■ **EXERCISE REQUIREMENTS**
Below are entries; count the lines among them that contain the word "List", and give only the count.

Entries from a dataset of interfaces:
********************

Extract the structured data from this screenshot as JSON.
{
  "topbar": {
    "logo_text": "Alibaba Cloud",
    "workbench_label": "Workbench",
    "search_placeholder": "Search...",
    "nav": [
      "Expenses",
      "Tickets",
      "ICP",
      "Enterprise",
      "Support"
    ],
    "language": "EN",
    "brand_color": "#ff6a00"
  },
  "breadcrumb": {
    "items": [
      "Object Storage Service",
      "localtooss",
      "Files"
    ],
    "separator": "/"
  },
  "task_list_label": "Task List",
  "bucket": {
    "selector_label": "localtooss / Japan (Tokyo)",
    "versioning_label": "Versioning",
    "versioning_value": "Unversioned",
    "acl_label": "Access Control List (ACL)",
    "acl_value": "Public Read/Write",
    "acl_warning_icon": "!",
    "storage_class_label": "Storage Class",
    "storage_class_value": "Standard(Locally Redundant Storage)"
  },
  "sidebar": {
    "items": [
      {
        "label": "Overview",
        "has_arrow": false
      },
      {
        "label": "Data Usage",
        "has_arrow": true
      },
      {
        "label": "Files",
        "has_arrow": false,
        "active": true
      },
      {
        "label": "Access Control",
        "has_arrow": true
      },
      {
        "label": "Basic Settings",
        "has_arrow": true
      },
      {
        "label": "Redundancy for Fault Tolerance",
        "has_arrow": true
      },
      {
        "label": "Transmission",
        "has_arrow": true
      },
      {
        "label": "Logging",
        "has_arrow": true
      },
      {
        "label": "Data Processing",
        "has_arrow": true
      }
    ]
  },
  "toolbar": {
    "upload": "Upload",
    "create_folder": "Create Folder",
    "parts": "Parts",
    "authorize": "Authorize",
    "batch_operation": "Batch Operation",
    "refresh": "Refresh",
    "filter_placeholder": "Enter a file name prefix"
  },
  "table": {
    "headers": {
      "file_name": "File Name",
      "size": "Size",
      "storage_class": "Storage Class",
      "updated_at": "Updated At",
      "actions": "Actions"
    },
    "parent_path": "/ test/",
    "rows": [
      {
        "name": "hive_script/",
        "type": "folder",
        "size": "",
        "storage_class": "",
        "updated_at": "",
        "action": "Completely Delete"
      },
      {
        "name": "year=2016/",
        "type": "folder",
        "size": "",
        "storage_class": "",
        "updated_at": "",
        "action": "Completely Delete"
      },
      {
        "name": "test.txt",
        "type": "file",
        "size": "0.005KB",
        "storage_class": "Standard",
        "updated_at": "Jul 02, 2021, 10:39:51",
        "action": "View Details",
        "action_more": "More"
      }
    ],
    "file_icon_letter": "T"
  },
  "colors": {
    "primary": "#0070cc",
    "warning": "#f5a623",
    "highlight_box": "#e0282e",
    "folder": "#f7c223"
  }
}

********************

■ **EXERCISE OUTPUT**
2